Can you print the data exactly and leave out each image?

** Data follows **

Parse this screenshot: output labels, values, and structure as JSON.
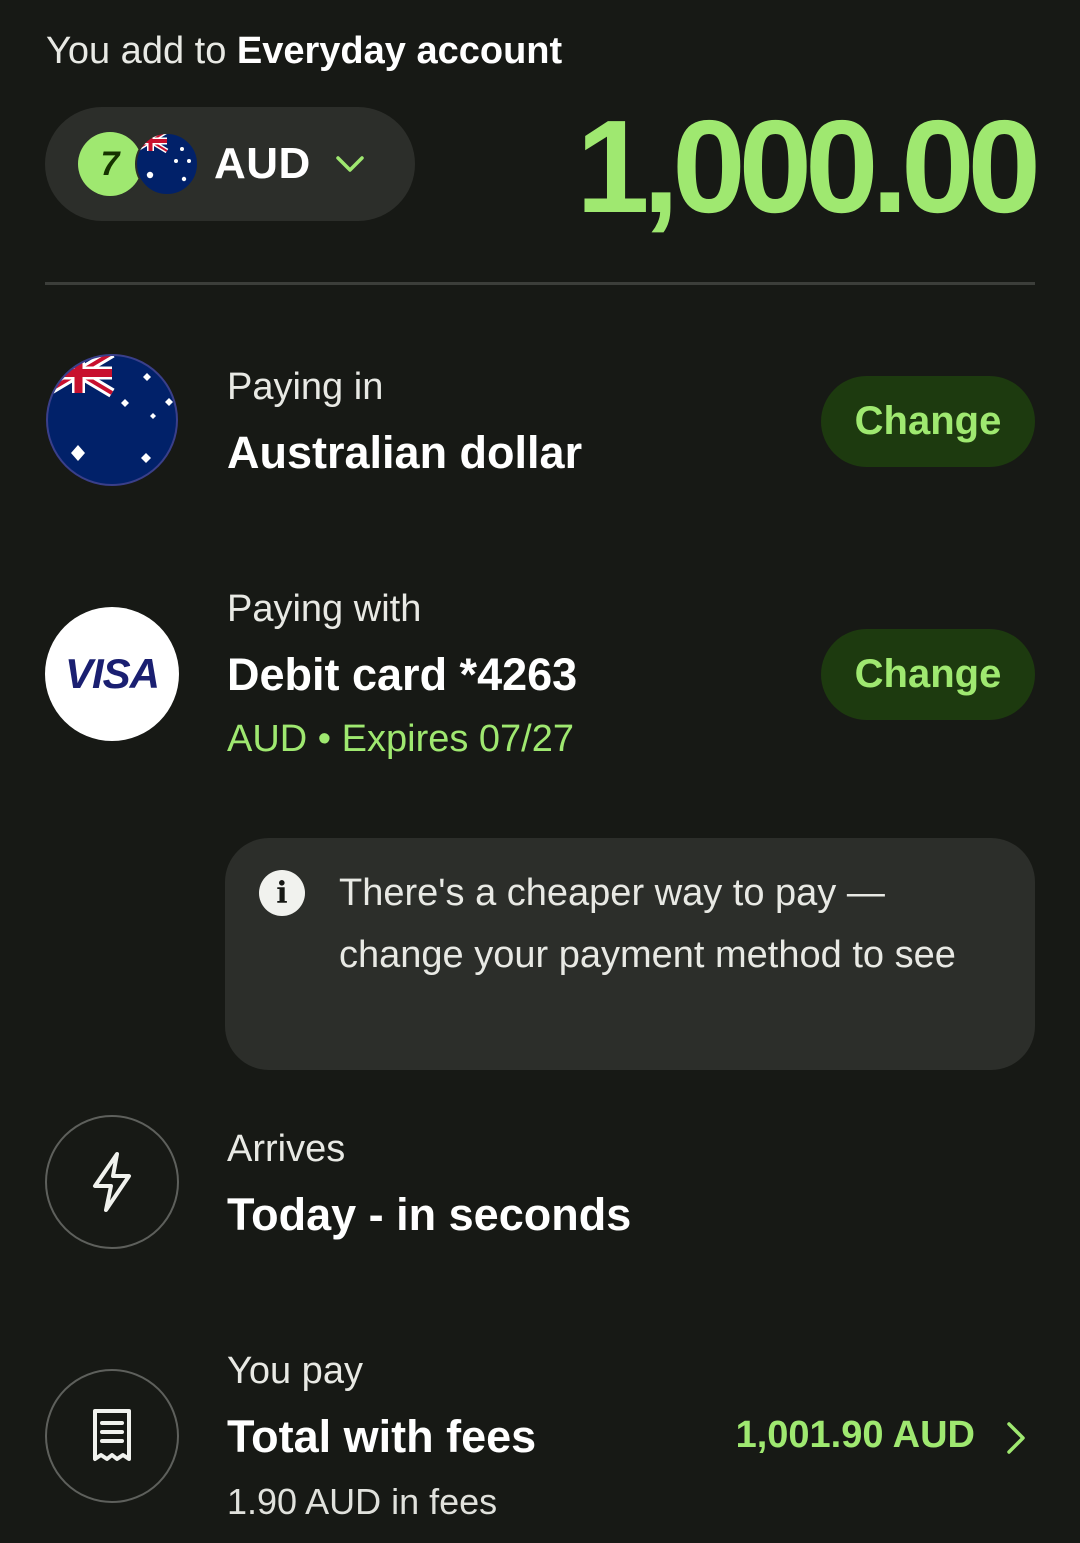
{
  "header": {
    "title_prefix": "You add to ",
    "title_account": "Everyday account"
  },
  "currency_selector": {
    "brand_badge": "7",
    "code": "AUD",
    "icons": [
      "wise-logo",
      "australia-flag",
      "chevron-down"
    ]
  },
  "amount": "1,000.00",
  "paying_in": {
    "label": "Paying in",
    "value": "Australian dollar",
    "button": "Change"
  },
  "paying_with": {
    "label": "Paying with",
    "value": "Debit card *4263",
    "card_brand": "VISA",
    "details": "AUD • Expires 07/27",
    "button": "Change"
  },
  "notice": {
    "icon_glyph": "i",
    "text": "There's a cheaper way to pay — change your payment method to see"
  },
  "arrives": {
    "label": "Arrives",
    "value": "Today - in seconds",
    "icon": "lightning-icon"
  },
  "you_pay": {
    "label": "You pay",
    "value": "Total with fees",
    "fees": "1.90 AUD in fees",
    "total": "1,001.90 AUD",
    "icon": "receipt-icon"
  },
  "colors": {
    "background": "#171915",
    "accent": "#9fe870",
    "button_bg": "#1d3a0f",
    "surface": "#2c2e2a"
  }
}
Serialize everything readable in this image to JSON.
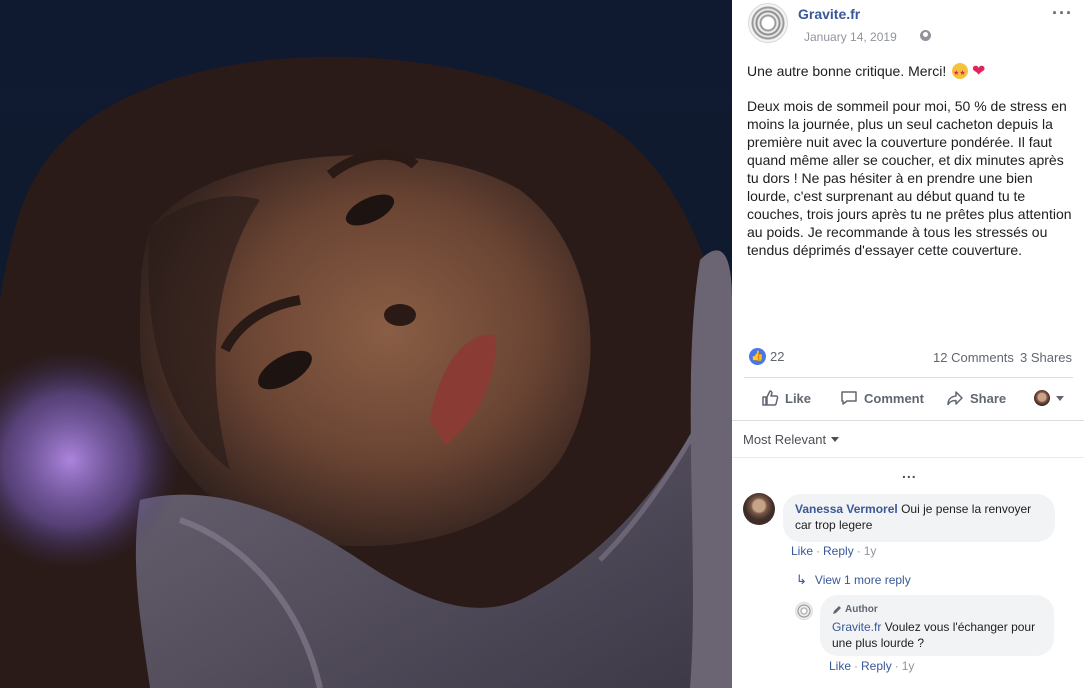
{
  "post": {
    "page_name": "Gravite.fr",
    "date": "January 14, 2019",
    "date_sep": "·",
    "text_intro": "Une autre bonne critique. Merci!",
    "text_body": "Deux mois de sommeil pour moi, 50 % de stress en moins la journée, plus un seul cacheton depuis la première nuit avec la couverture pondérée. Il faut quand même aller se coucher, et dix minutes après tu dors ! Ne pas hésiter à en prendre une bien lourde, c'est surprenant au début quand tu te couches, trois jours après tu ne prêtes plus attention au poids. Je recommande à tous les stressés ou tendus déprimés d'essayer cette couverture.",
    "emojis": [
      "star-struck-emoji",
      "heart-emoji"
    ]
  },
  "stats": {
    "likes": "22",
    "comments": "12 Comments",
    "shares": "3 Shares"
  },
  "actions": {
    "like": "Like",
    "comment": "Comment",
    "share": "Share"
  },
  "comments_section": {
    "sort_label": "Most Relevant",
    "more_indicator": "...",
    "comments": [
      {
        "author": "Vanessa Vermorel",
        "text": "Oui je pense la renvoyer car trop legere",
        "like": "Like",
        "reply": "Reply",
        "age": "1y"
      }
    ],
    "view_more_replies": "View 1 more reply",
    "reply": {
      "badge": "Author",
      "author": "Gravite.fr",
      "text": "Voulez vous l'échanger pour une plus lourde ?",
      "like": "Like",
      "reply": "Reply",
      "age": "1y"
    }
  },
  "colors": {
    "link_blue": "#385898",
    "like_blue": "#4a76e8",
    "secondary_text": "#606770"
  }
}
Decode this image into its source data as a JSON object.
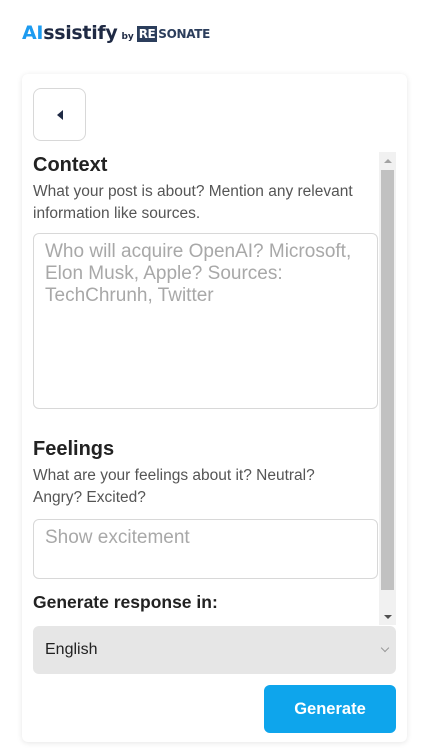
{
  "header": {
    "logo_ai": "AI",
    "logo_rest": "ssistify",
    "logo_by": "by",
    "brand_box": "RE",
    "brand_text": "SONATE"
  },
  "context": {
    "title": "Context",
    "description": "What your post is about? Mention any relevant information like sources.",
    "placeholder": "Who will acquire OpenAI? Microsoft, Elon Musk, Apple? Sources: TechChrunh, Twitter",
    "value": ""
  },
  "feelings": {
    "title": "Feelings",
    "description": "What are your feelings about it? Neutral? Angry? Excited?",
    "placeholder": "Show excitement",
    "value": ""
  },
  "language": {
    "label": "Generate response in:",
    "selected": "English"
  },
  "actions": {
    "generate_label": "Generate"
  },
  "icons": {
    "back": "back-arrow-icon",
    "select_chevron": "chevron-down-icon"
  },
  "colors": {
    "accent": "#0ea5ec",
    "logo_ai": "#1d9bf0",
    "brand_navy": "#2c3e5c"
  }
}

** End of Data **

- _Exercise output_
Parse this screenshot: output labels, values, and structure as JSON.
{
  "header": {
    "title_prefix": "You add to ",
    "title_account": "Everyday account"
  },
  "currency_selector": {
    "brand_badge": "7",
    "code": "AUD",
    "icons": [
      "wise-logo",
      "australia-flag",
      "chevron-down"
    ]
  },
  "amount": "1,000.00",
  "paying_in": {
    "label": "Paying in",
    "value": "Australian dollar",
    "button": "Change"
  },
  "paying_with": {
    "label": "Paying with",
    "value": "Debit card *4263",
    "card_brand": "VISA",
    "details": "AUD • Expires 07/27",
    "button": "Change"
  },
  "notice": {
    "icon_glyph": "i",
    "text": "There's a cheaper way to pay — change your payment method to see"
  },
  "arrives": {
    "label": "Arrives",
    "value": "Today - in seconds",
    "icon": "lightning-icon"
  },
  "you_pay": {
    "label": "You pay",
    "value": "Total with fees",
    "fees": "1.90 AUD in fees",
    "total": "1,001.90 AUD",
    "icon": "receipt-icon"
  },
  "colors": {
    "background": "#171915",
    "accent": "#9fe870",
    "button_bg": "#1d3a0f",
    "surface": "#2c2e2a"
  }
}
Serialize everything readable in this image to JSON.
{
  "post": {
    "page_name": "Gravite.fr",
    "date": "January 14, 2019",
    "date_sep": "·",
    "text_intro": "Une autre bonne critique. Merci!",
    "text_body": "Deux mois de sommeil pour moi, 50 % de stress en moins la journée, plus un seul cacheton depuis la première nuit avec la couverture pondérée. Il faut quand même aller se coucher, et dix minutes après tu dors ! Ne pas hésiter à en prendre une bien lourde, c'est surprenant au début quand tu te couches, trois jours après tu ne prêtes plus attention au poids. Je recommande à tous les stressés ou tendus déprimés d'essayer cette couverture.",
    "emojis": [
      "star-struck-emoji",
      "heart-emoji"
    ]
  },
  "stats": {
    "likes": "22",
    "comments": "12 Comments",
    "shares": "3 Shares"
  },
  "actions": {
    "like": "Like",
    "comment": "Comment",
    "share": "Share"
  },
  "comments_section": {
    "sort_label": "Most Relevant",
    "more_indicator": "...",
    "comments": [
      {
        "author": "Vanessa Vermorel",
        "text": "Oui je pense la renvoyer car trop legere",
        "like": "Like",
        "reply": "Reply",
        "age": "1y"
      }
    ],
    "view_more_replies": "View 1 more reply",
    "reply": {
      "badge": "Author",
      "author": "Gravite.fr",
      "text": "Voulez vous l'échanger pour une plus lourde ?",
      "like": "Like",
      "reply": "Reply",
      "age": "1y"
    }
  },
  "colors": {
    "link_blue": "#385898",
    "like_blue": "#4a76e8",
    "secondary_text": "#606770"
  }
}
Decode this image into its source data as a JSON object.
{
  "header": {
    "logo_ai": "AI",
    "logo_rest": "ssistify",
    "logo_by": "by",
    "brand_box": "RE",
    "brand_text": "SONATE"
  },
  "context": {
    "title": "Context",
    "description": "What your post is about? Mention any relevant information like sources.",
    "placeholder": "Who will acquire OpenAI? Microsoft, Elon Musk, Apple? Sources: TechChrunh, Twitter",
    "value": ""
  },
  "feelings": {
    "title": "Feelings",
    "description": "What are your feelings about it? Neutral? Angry? Excited?",
    "placeholder": "Show excitement",
    "value": ""
  },
  "language": {
    "label": "Generate response in:",
    "selected": "English"
  },
  "actions": {
    "generate_label": "Generate"
  },
  "icons": {
    "back": "back-arrow-icon",
    "select_chevron": "chevron-down-icon"
  },
  "colors": {
    "accent": "#0ea5ec",
    "logo_ai": "#1d9bf0",
    "brand_navy": "#2c3e5c"
  }
}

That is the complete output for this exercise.